Professor Damian Stocking has officiated three weddings for couples who have met and connected during his class “Love’s Song: A Poetic-Philosophic History.” Stocking and Sydney Mitsunaga-Whitten ‘11 co-teach the class in the Comparative Studies in Literature and Culture (CSLC) department. According to the course description, the class examines the concept of love from ancient Greece to modern times, using the literature and frameworks of philosophers, writers and artists.
Mitsunaga-Whitten said she initially took the class from Stocking as a sophomore, eventually returning to co-teach the class with Stocking.
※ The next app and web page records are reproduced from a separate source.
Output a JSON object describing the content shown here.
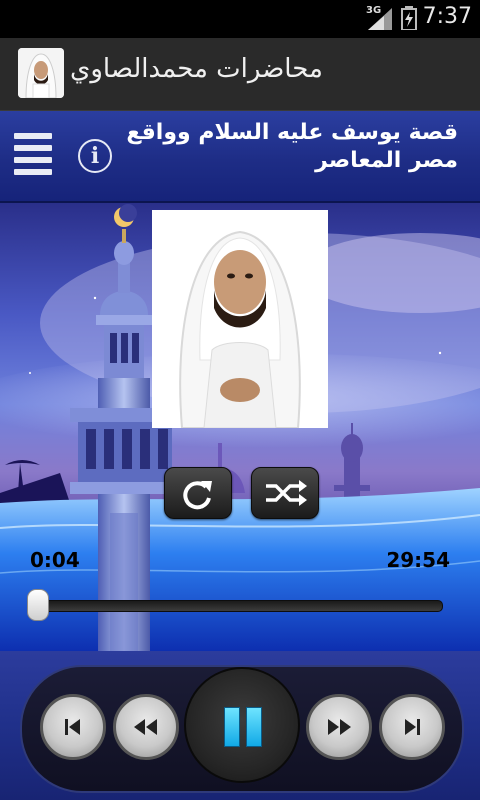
{
  "status_bar": {
    "network": "3G",
    "time": "7:37"
  },
  "action_bar": {
    "title": "محاضرات محمدالصاوي"
  },
  "header": {
    "track_title": "قصة يوسف عليه السلام وواقع مصر المعاصر",
    "info_glyph": "i"
  },
  "player": {
    "current_time": "0:04",
    "total_time": "29:54",
    "progress": 0.002,
    "state": "playing"
  },
  "colors": {
    "progress_fill": "#3d8be0",
    "play_accent": "#2fc2f5",
    "header_bg": "#233591"
  },
  "icons": {
    "menu": "hamburger-icon",
    "info": "info-icon",
    "repeat": "repeat-icon",
    "shuffle": "shuffle-icon",
    "prev": "skip-previous-icon",
    "rewind": "rewind-icon",
    "pause": "pause-icon",
    "forward": "fast-forward-icon",
    "next": "skip-next-icon"
  }
}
She said that the class inspires passion.
“[Love is] a kind of unusual thing to study in school,” Mitsunaga-Whitten said. “I think we spend a lot of time in school doing problem sets and learning how to perform data analysis or think about this or that theory, but this is something that is a really live question and concern for everybody all the time. And to have a space to think about that in a deep way. I think it is hopefully nice for people — it’s been nice for me.”
Though love is personal, of course, this class explores how it is also an intersection with the time and place where it occurs, how it is as dynamic and disparate as it is constant and universal.
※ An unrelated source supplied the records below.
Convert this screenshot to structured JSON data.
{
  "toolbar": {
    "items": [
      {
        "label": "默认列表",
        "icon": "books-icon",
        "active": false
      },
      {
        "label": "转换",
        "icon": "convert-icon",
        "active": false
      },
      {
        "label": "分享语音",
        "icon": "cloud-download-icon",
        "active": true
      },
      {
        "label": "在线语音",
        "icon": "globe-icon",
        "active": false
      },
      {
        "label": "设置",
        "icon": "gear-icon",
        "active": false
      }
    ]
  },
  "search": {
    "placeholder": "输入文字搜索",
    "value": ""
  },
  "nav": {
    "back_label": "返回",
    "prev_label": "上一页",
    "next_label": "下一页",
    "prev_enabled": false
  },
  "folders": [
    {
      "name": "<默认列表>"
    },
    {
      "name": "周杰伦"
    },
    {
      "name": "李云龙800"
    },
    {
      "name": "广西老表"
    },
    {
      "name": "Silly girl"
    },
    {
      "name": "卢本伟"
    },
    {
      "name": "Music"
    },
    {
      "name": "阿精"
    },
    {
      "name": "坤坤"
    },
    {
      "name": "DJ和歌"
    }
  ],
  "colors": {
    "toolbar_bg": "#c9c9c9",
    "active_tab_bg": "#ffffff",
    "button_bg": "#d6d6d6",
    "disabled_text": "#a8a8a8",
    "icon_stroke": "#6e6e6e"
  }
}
“It’s a very insightful class and people think about the meaning of love, but then actually get an opportunity to learn about the history of it and where it derives from, and its deeper meaning and experience in other people throughout history,” Ezra Polesky (junior) said. “This class offers an opportunity to really delve into that and think about the deeper meaning of it beyond just the base everyday level.”
Stocking said he began teaching the class over two decades ago. When he was first interviewed for a faculty position at Occidental, he pitched the course after developing the idea throughout graduate school. According to Stocking, the teaching experience is different every year.
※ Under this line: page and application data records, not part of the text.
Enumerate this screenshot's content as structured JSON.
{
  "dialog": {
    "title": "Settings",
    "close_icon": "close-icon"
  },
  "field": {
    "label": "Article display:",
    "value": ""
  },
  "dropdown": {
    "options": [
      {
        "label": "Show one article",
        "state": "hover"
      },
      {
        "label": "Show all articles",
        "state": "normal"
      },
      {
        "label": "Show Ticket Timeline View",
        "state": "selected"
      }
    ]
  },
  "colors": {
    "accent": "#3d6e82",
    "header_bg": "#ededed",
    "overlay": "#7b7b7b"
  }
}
“I get nervous every time I begin the class again because I never know where it will go this time,” Stocking said. “Sometimes the Plato will be the most important part. I was really interested [that] this time, the stuff about Augustine, a Christian thinker, really hit so hard with the students. It was quite interesting to watch.”
Polesky originally signed up for the class to diversify his schedule. He said that he had not taken many classes outside of his economics major.
“I wanted to take a class that was completely off the beaten track and work in a different part of my brain,” Polesky said.
Stocking said the class uses popular culture, like songs by Roberta Flack or the Magnetic Fields, to engage with and examine love. Stocking said he developed the course in response to French philosopher Jean-Luc Marion’s ideas on love.
“[Marion] says that we’ve lost the capacity to think and discuss love — given our place in philosophic history,” Stocking said. “Well, we want to say, but love songs haven’t lost the ability to let us think deeply about and discuss love.”
Though the ability to discuss love may have disappeared from philosophy, Mitsunaga-Whitten believes that songs can act as a historical marker for how humans express love.
“We can use song as a kind of philosophical history,” Mitsunaga-Whitten said. “Instead of reading philosophies of love, we listen to songs from the very beginning of singing in the west all the way until now.”
Both professors said they hope to uncover a kernel of good within love, despite the cynicism of today’s times. According to Stocking, the class hopes to explore the many layers of love and its myriad of feelings. Stocking said both music and love have a fundamental frequency, but get their character from the overtones.
“So we think love is the same way, but actually it gets its richness from the entire history of what anybody’s ever seen or felt about desire, or loyalty or friendship — all of those things build into love,” Stocking said.